I’m going to dive[4] more into the Docker toolchain and use Docker Compose (previously Fig) to get a handle on the little bunch of containers I’m going to use to ... build this blog!

Not exactly the finger socket promised, but it will give a chance to go through getting groups of containers to cooperate, robbing base images (this is a frequent job, you can only FROM from one image) and tying things together with docker-compose.

Our goal is to have a single command we can run that will bring up two containers with access to the host file system; one to watch for changes to *.rst files and rebuild the HTML as I write and one to serve those HTML files in a browser. We’ve already seen how to create a container with a Python web server in it above, so I’ll be brief.

[4]arf, arf


Project layout here is somewhat important; since Docker Compose only allows the composition of Dockerfiles in child directories the docker-compose.yaml that holds the configuration of the containers in your mini-infra, it must sit at the project root. As such:

├── build
├── docker-compose.yaml
└── serve

Where build is a Dockerfile describing a container sporting the dependencies of Bade with LaTeX and Graphviz directives, similarly serve is the Python HTTP server shown at the start of this article. The * directories are clones of the source (_ prefixed) and “compiled” repositories of this blog. The idea is to have the build container read from the source repo and squirt built assets into the serve container, then we can point our browser at it — thrilling.

Container composition

We can describe what we want in a docker-compose.yaml file, presented below:

version: "2"
      context: .
      dockerfile: build
      - volumes
      context: .
      dockerfile: serve
      - volumes
      - 8000:8000
    image: busybox
      - ./
      - ./
      - /tmp:/tmp

This is a pretty basic Docker Compose file (it’s in YAML if you didn’t get that), where the keys in services give names to the containers that will be managed by this compose “environment”. build and serve grab the Dockerfiles with the corresponding names and build those containers. The serve container specifies which ports (the format is <host>:<container>) should be opened on your local host and forwarded to which ports on the container.
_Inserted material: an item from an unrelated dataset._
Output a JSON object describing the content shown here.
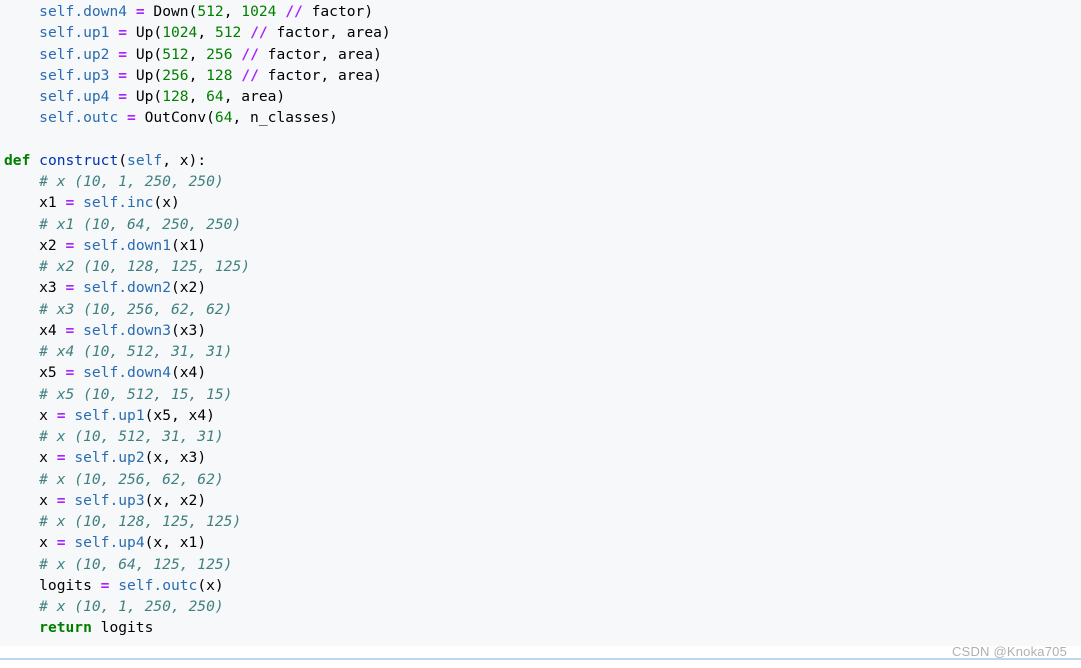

The volumes service is slightly different in that is doesn’t reference local Dockerfile, but instead refers to an image hosted on Dockerhub; in particular busybox, which is the smallest Linux distro I could think of. The purpose of the volumes container is just to mount some local directories on the build and serve containers so they can access the source and build repos of the blog. This is done with the volumes_from key in the definition of those services.

build container

The serve container is pretty simple, but the build container is where the heavy deps of rendering pretty notation and graphs are held. There’s a nice container on Dockerhub for isolated LaTeX installs, but I also need a reasonable Python environment, so I’ll just steal the lines I need from @blang’s container description and use the same python:3.5 base image that the serve container uses.

FROM python:3.5

# from blang/latex
RUN apt-get update -q
RUN apt-get install -qy texlive-full
RUN apt-get install -qy python-pygments
RUN apt-get install -qy gnuplot

# we need graphviz to render DOT graphs
RUN apt-get install -qy graphviz

# bade and peat for building the blog files
RUN pip install peat bade

# where the source repo is mounted by the `volumes` container
WORKDIR /source

# watch for changes and build
CMD find . -name \*.rst | peat -C bade

This is a heavy container and takes some time to build, but once the intermediate containers are cached — each line in a Dockerfile represents a “layer” which can be cached by Docker — then the container takes milliseconds to spin up.

One shot

There we have it “containerised”, build, watch & serve for a static blog. The only thing remaining is to bring the container group up with docker-compose:

docker-compose up --build